Albert Finney in Skyfall
Albert Finney, who shot to fame in 1960 with Saturday Night And Sunday Morning before going on to become of of the stars of the era's kitchen sink dramas and a memorable Poirot, has died at the age of 82, it emerged today. The Salford-born actor won two BAFTAS, received five Oscar nominations over the course of his career and was also offered a knighthood but chose to turn it down.
Best known in his heyday for works such as Tom Jones, Annie, The Duellists and The Dresser, Finney worked with the Coen brothers in Miller's Crossing, with Tim Burton in Big Fish and Corpse Bride, and with Sidney Lumet in Before The Devil Knows You're Dead. He was a hard working, ambitious man whose talent shone through from an early age, enabling him to win a place at RADA where he studied alongside Alan Bates and Peter O'Toole. He used the money he made during his long career to support other up and coming talent and fund influential British films.
Finney also spent time in theatre, including on Broadway, where his efforts won him two Tony nominations.

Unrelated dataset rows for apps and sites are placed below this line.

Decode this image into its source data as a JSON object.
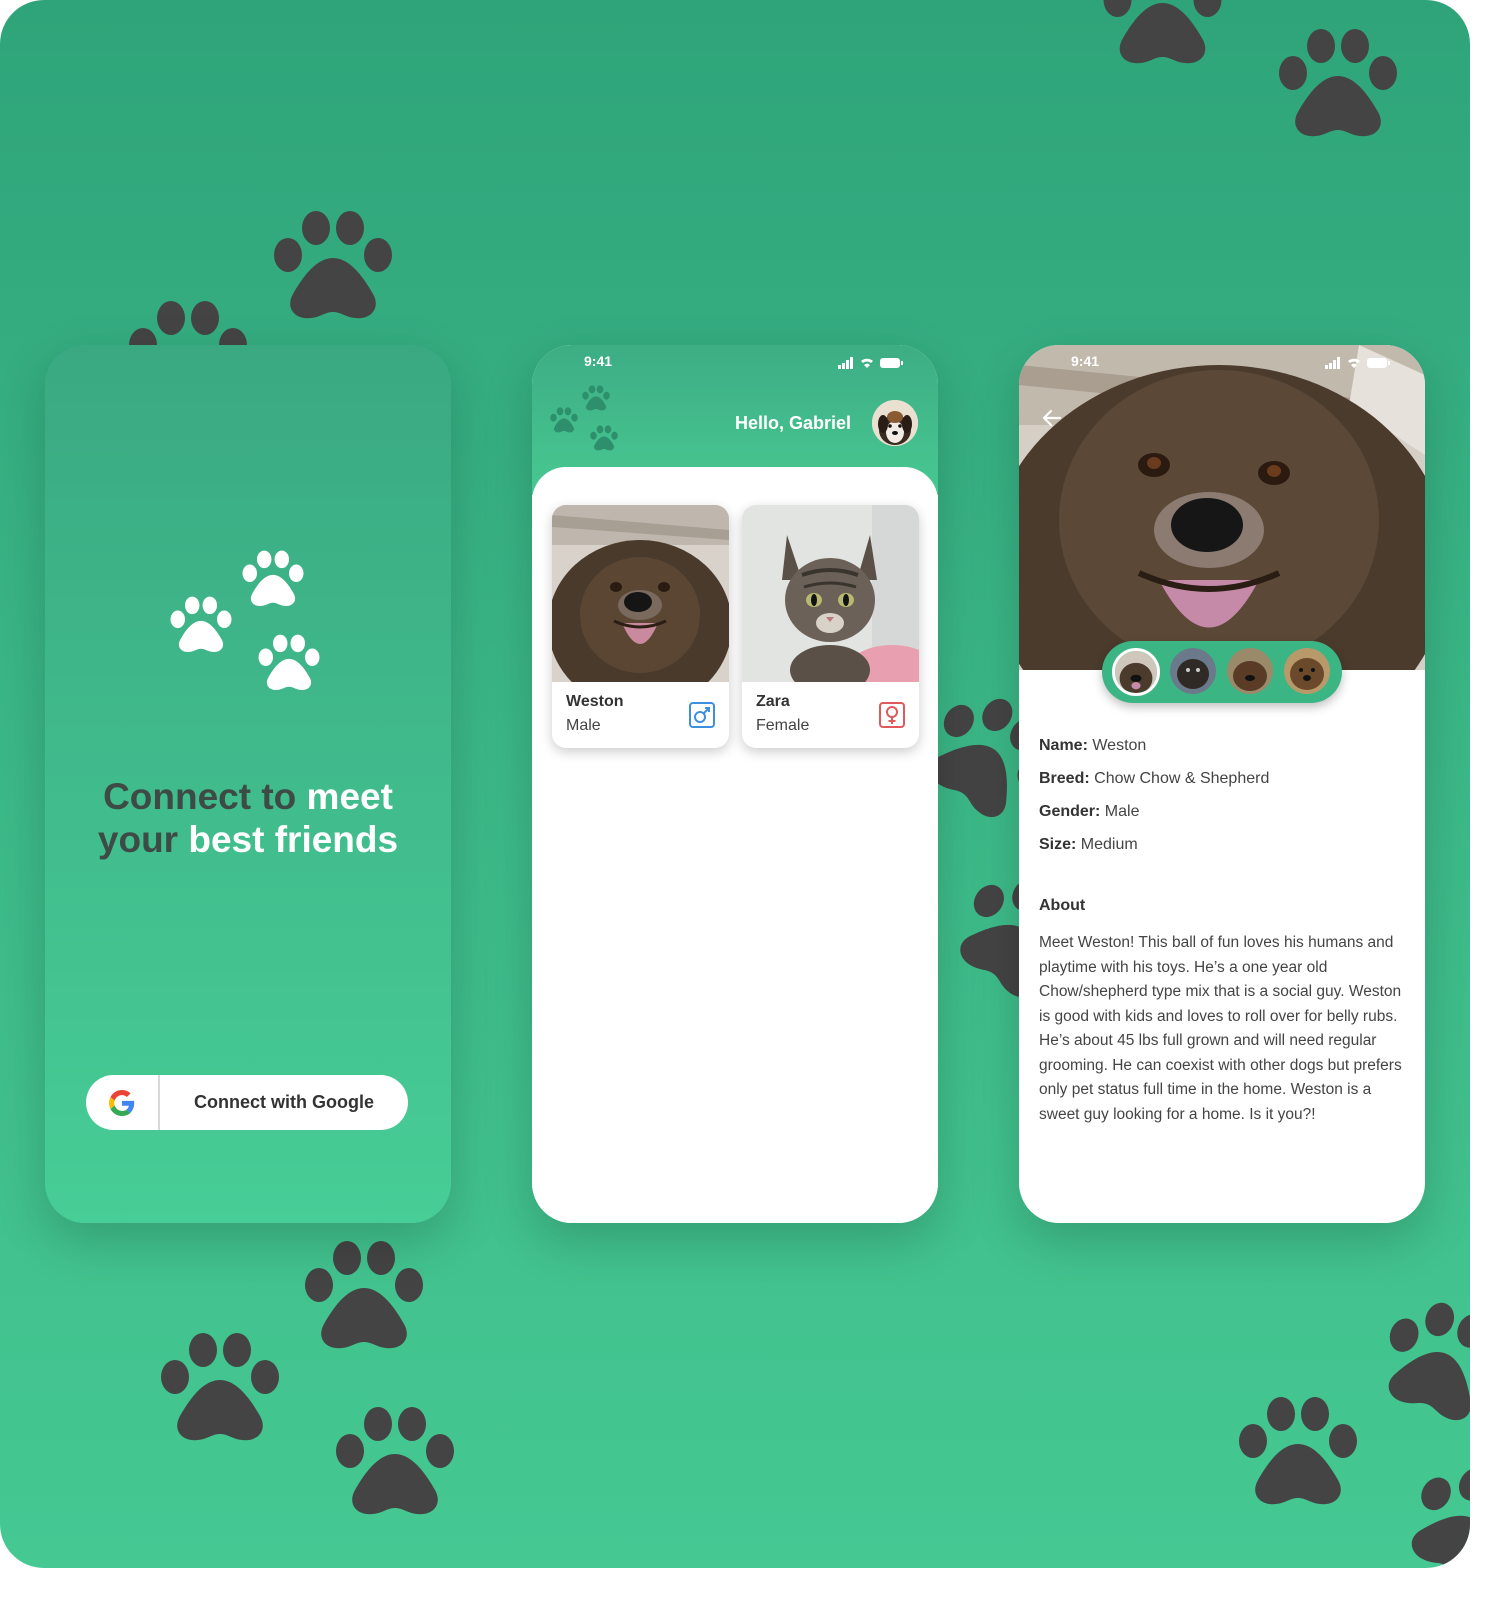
{
  "screen1": {
    "title_part1": "Connect to ",
    "title_part2": "meet",
    "title_part3": "your ",
    "title_part4": "best friends",
    "google_button_label": "Connect with Google"
  },
  "screen2": {
    "status_time": "9:41",
    "greeting": "Hello, Gabriel",
    "pets": [
      {
        "name": "Weston",
        "gender": "Male",
        "gender_icon": "male-icon"
      },
      {
        "name": "Zara",
        "gender": "Female",
        "gender_icon": "female-icon"
      }
    ]
  },
  "screen3": {
    "status_time": "9:41",
    "details": [
      {
        "label": "Name:",
        "value": "Weston"
      },
      {
        "label": "Breed:",
        "value": "Chow Chow & Shepherd"
      },
      {
        "label": "Gender:",
        "value": "Male"
      },
      {
        "label": "Size:",
        "value": "Medium"
      }
    ],
    "about_heading": "About",
    "about_text": "Meet Weston! This ball of fun loves his humans and playtime with his toys. He’s a one year old Chow/shepherd type mix that is a social guy. Weston is good with kids and loves to roll over for belly rubs. He’s about 45 lbs full grown and will need regular grooming. He can coexist with other dogs but prefers only pet status full time in the home. Weston is a sweet guy looking for a home. Is it you?!"
  },
  "colors": {
    "brand_green": "#45c892",
    "paw_dark": "#444444",
    "male_blue": "#3d8fe0",
    "female_red": "#e05a5a"
  }
}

Finney had previously survived kidney cancer. He passed away following a short illness and is survived by his son, Simon.